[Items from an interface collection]
▼

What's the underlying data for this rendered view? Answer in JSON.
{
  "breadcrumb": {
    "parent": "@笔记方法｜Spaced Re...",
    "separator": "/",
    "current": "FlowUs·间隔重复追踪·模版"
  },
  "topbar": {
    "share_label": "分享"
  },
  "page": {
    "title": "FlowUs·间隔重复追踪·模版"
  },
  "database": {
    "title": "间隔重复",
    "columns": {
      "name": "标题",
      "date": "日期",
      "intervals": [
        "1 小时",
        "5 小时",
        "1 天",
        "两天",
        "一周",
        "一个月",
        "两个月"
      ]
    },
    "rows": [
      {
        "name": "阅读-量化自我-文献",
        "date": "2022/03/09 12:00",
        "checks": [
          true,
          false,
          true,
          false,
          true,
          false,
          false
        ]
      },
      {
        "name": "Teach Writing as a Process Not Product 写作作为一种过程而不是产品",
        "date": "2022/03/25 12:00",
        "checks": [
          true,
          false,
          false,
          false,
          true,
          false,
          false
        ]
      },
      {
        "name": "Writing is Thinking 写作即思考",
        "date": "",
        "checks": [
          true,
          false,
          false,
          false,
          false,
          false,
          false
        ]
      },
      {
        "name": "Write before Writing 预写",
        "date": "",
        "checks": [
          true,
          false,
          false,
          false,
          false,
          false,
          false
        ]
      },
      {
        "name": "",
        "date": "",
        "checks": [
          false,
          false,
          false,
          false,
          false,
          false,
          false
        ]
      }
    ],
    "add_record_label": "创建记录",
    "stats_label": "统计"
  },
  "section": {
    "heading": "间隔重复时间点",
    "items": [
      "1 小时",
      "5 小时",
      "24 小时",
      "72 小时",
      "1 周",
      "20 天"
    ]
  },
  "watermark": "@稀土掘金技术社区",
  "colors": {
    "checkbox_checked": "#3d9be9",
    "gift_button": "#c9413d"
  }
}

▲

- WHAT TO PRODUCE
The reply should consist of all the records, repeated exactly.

- THE ANSWER
What's the underlying data for this rendered view? Answer in JSON.
{
  "breadcrumb": {
    "parent": "@笔记方法｜Spaced Re...",
    "separator": "/",
    "current": "FlowUs·间隔重复追踪·模版"
  },
  "topbar": {
    "share_label": "分享"
  },
  "page": {
    "title": "FlowUs·间隔重复追踪·模版"
  },
  "database": {
    "title": "间隔重复",
    "columns": {
      "name": "标题",
      "date": "日期",
      "intervals": [
        "1 小时",
        "5 小时",
        "1 天",
        "两天",
        "一周",
        "一个月",
        "两个月"
      ]
    },
    "rows": [
      {
        "name": "阅读-量化自我-文献",
        "date": "2022/03/09 12:00",
        "checks": [
          true,
          false,
          true,
          false,
          true,
          false,
          false
        ]
      },
      {
        "name": "Teach Writing as a Process Not Product 写作作为一种过程而不是产品",
        "date": "2022/03/25 12:00",
        "checks": [
          true,
          false,
          false,
          false,
          true,
          false,
          false
        ]
      },
      {
        "name": "Writing is Thinking 写作即思考",
        "date": "",
        "checks": [
          true,
          false,
          false,
          false,
          false,
          false,
          false
        ]
      },
      {
        "name": "Write before Writing 预写",
        "date": "",
        "checks": [
          true,
          false,
          false,
          false,
          false,
          false,
          false
        ]
      },
      {
        "name": "",
        "date": "",
        "checks": [
          false,
          false,
          false,
          false,
          false,
          false,
          false
        ]
      }
    ],
    "add_record_label": "创建记录",
    "stats_label": "统计"
  },
  "section": {
    "heading": "间隔重复时间点",
    "items": [
      "1 小时",
      "5 小时",
      "24 小时",
      "72 小时",
      "1 周",
      "20 天"
    ]
  },
  "watermark": "@稀土掘金技术社区",
  "colors": {
    "checkbox_checked": "#3d9be9",
    "gift_button": "#c9413d"
  }
}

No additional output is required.